Recipe Source: The Cook’s Blessings by Demetria Taylor, Random House, New York, 1965

One of the categories that will be developed at the Catholic Single Vocation is “Stewardship.” Stewardship includes all of the ways we can give of ourselves (money, time, gifts and talents, and so on) to further Christ’s mission and improve the quality of life for all of humanity. There are so many crucial issues and charitable organizations that it often seems daunting to figure out how to make sense of it all. Where does a single person start to make sense of all of this? Realistically, how can just one person make a difference? Given all of the needs and options, where can one best place his or her time, energy and money to make the most difference? The forthcoming stewardship posts will address these questions.

I have introduced the Catholic Single Vocation as a place to support and celebrate men and women who have chosen to live a single vocation in the Catholic Church. Follow the “About” link above to see a list of objectives that will guide contributions to this site. In coming months, at least seven topic areas will be developed under the list of categories on the right side of the page. These topic areas include:

  1. Single Vocation – general issues related to living a Catholic Single Vocation.
  2. Prayer – prayers that are particularly relevant for single people.
  3. Saints and Role Models – stories of single people who have been living examples of how to live the Catholic Single Vocation.
  4. Stewardship – options and suggestions for social justice.
  5. Support – stories of what men and women are doing to support each other’s Catholic Single Vocation.
  6. Events – upcoming conferences, events and retreats related to the Catholic Single Vocation.
  7. Commitment – ways that men and women can extend and/or consecrate their single vocation commitment to God.

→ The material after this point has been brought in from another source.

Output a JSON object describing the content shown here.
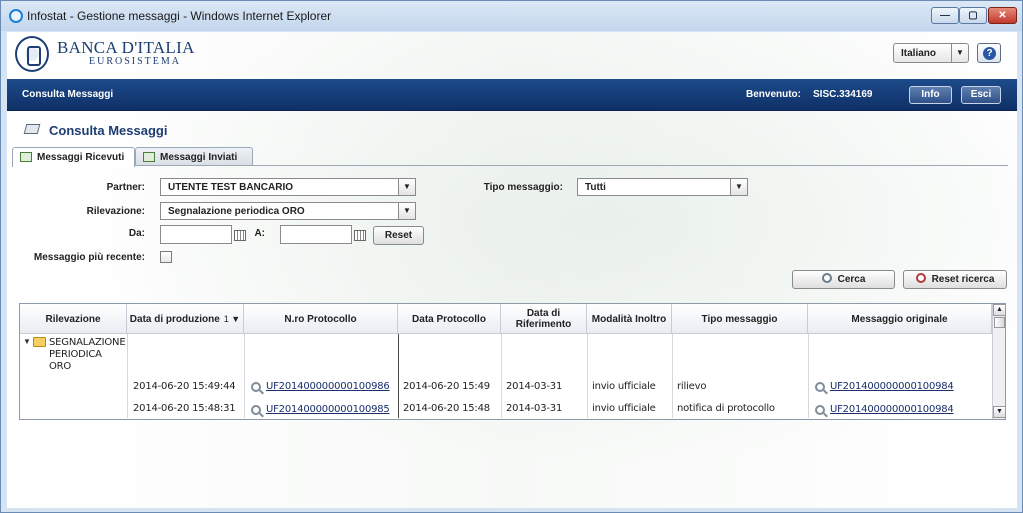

Additional topic areas may be developed as well. If there is something else that you would like to know about, please let me know!

Eternal God, from my mother’s womb you have known me more than I can ever know. I ask for the courage to live a holy life, that your hand guide my decisions and that your mercy be extended when I seek my own glory instead of yours. I ask for the wisdom to know your will for me, and like our Blessed Mother, I ask for the strength to say yes.  May I find you in every person I meet, and may my life so shine forth your goodness and love that each person may be led to you through Jesus, your Son, who is Lord, forever and ever. Amen.

The Catholic Church recognizes three paths for how human beings can choose to live their life: marriage, religious life, and single life. Marriage, one of the most frequently chosen paths for knowing and expressing the love of God, is consecrated in the Catholic Church through the sacrament of matrimony. Ideally, marriage vows are regularly nurtured by the couple, and recognized yearly with anniversary celebrations. 

The religious vocation includes priests who commit themselves to the church, and brothers and sisters who commit themselves to God in a religious community. For priests, their vows are consecrated in the church through the sacrament of ordination. Other religious make perpetual vows to God and their community on a yearly basis after years of discernment and preparation. Like married couples, religious members devote considerable time to nurturing their commitment to God, and they recognize their vows on a yearly basis with jubilee celebrations.

Unlike married and religious vocations, the single vocation does not have a special sacrament or yearly celebration. Often, the single vocation is disparaged as “left over” when marriage or religious life doesn’t work out. While the church acknowleges and is certainly concerned for the single vocation, rarely does the Catholic single vocation receive the attention, support and celebration that the other vocational paths receive. Even many Catholic Single groups and websites exist to help singles discern a religious vocation and/or to meet their future spouse, rather than celebrating and supporting the single vocation as a viable life choice.

In contrast, the purpose of this website is to celebrate and support the Catholic who has chosen the single vocation as the best and most joyful and fulfilling way to know and love God in the Catholic Church.